Dorchester traffic scheme development cost council £800k
More than £800,000 has been spent trying to develop plans for a £5m traffic scheme in Dorchester, it has been revealed.
The scheme, which was first mooted in 2003, is designed to reduce congestion and improve air quality in the town.
However, original and revised plans have already been rejected after proving unpopular with local residents.
A BBC Freedom of Information request to the county council revealed the authority has spent £862,000.
The cash has been spent on elements including design, consultation and investigating a park and ride scheme, the council said.
The original Dorchester Transport and Environment Plan (DTEP) scheme included implementing various road closures and one way streets in the town, but was put on hold due to funding issues until 2013.
Plans were then altered and included a one-way system on High West Street and High East Street and restricted turns at Great Western Junction, but these were rejected by local residents in October 2013.
Concerns included traffic being transferred onto residential streets.
On 3 September, a revised scheme was rejected by the county council's cabinet after it again proved unpopular with local residents.
A scaled back version of the revised plan is now being investigated and includes pedestrianising the southern end of South Street, and upgrading traffic lights at the junction of High Street with Trinity Street.
County councillor Trevor Jones said the latest plans had shown to have "broad approval" amongst residents.

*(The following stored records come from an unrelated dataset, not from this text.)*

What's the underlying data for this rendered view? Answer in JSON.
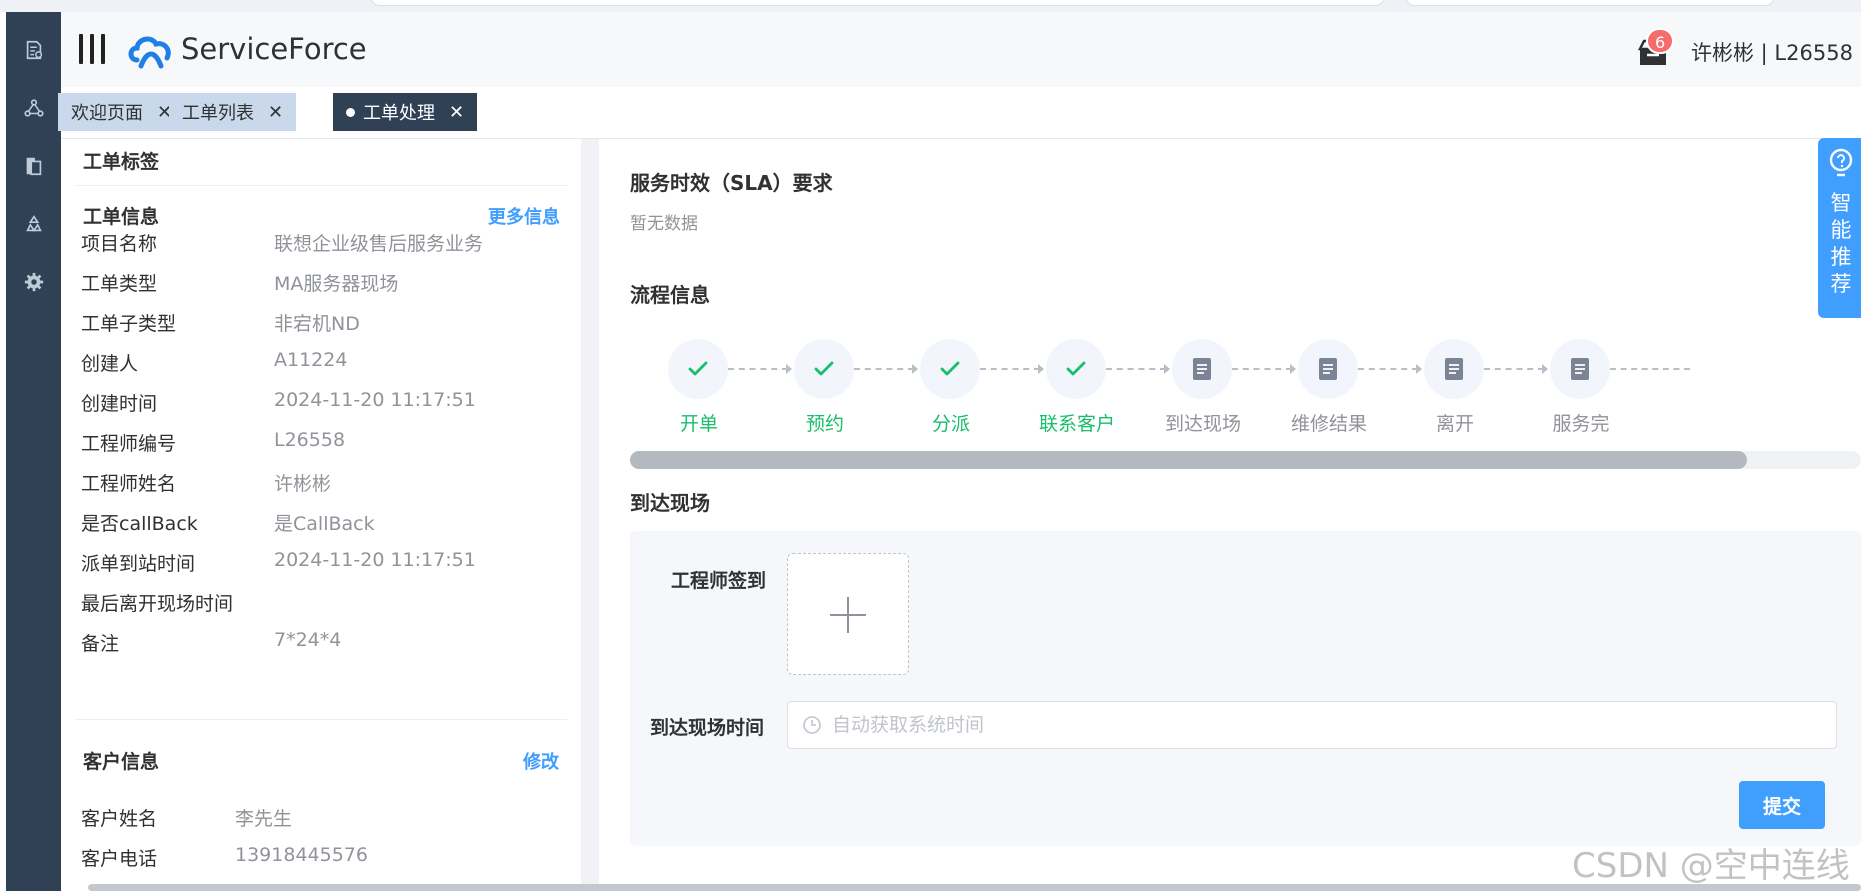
{
  "header": {
    "brand": "ServiceForce",
    "notification_count": "6",
    "user": "许彬彬 | L26558"
  },
  "tabs": [
    {
      "label": "欢迎页面",
      "active": false
    },
    {
      "label": "工单列表",
      "active": false
    },
    {
      "label": "工单处理",
      "active": true
    }
  ],
  "left": {
    "tag_title": "工单标签",
    "info_title": "工单信息",
    "more_link": "更多信息",
    "fields": [
      {
        "label": "项目名称",
        "value": "联想企业级售后服务业务"
      },
      {
        "label": "工单类型",
        "value": "MA服务器现场"
      },
      {
        "label": "工单子类型",
        "value": "非宕机ND"
      },
      {
        "label": "创建人",
        "value": "A11224"
      },
      {
        "label": "创建时间",
        "value": "2024-11-20 11:17:51"
      },
      {
        "label": "工程师编号",
        "value": "L26558"
      },
      {
        "label": "工程师姓名",
        "value": "许彬彬"
      },
      {
        "label": "是否callBack",
        "value": "是CallBack"
      },
      {
        "label": "派单到站时间",
        "value": "2024-11-20 11:17:51"
      },
      {
        "label": "最后离开现场时间",
        "value": ""
      },
      {
        "label": "备注",
        "value": "7*24*4"
      }
    ],
    "customer_title": "客户信息",
    "edit_link": "修改",
    "customer_fields": [
      {
        "label": "客户姓名",
        "value": "李先生"
      },
      {
        "label": "客户电话",
        "value": "13918445576"
      }
    ]
  },
  "right": {
    "sla_title": "服务时效（SLA）要求",
    "sla_empty": "暂无数据",
    "flow_title": "流程信息",
    "steps": [
      {
        "label": "开单",
        "status": "done"
      },
      {
        "label": "预约",
        "status": "done"
      },
      {
        "label": "分派",
        "status": "done"
      },
      {
        "label": "联系客户",
        "status": "done"
      },
      {
        "label": "到达现场",
        "status": "pending"
      },
      {
        "label": "维修结果",
        "status": "pending"
      },
      {
        "label": "离开",
        "status": "pending"
      },
      {
        "label": "服务完",
        "status": "pending"
      }
    ],
    "arrive_title": "到达现场",
    "signin_label": "工程师签到",
    "arrive_time_label": "到达现场时间",
    "arrive_time_placeholder": "自动获取系统时间",
    "submit_label": "提交"
  },
  "smart_tab": {
    "label": "智能推荐"
  },
  "watermark": "CSDN @空中连线",
  "colors": {
    "rail": "#304156",
    "accent": "#409eff",
    "success": "#19be6b",
    "badge": "#f56c6c"
  }
}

He added the council was now "intent on pushing it through, implementing it and helping to alleviate some of the traffic problems in the town".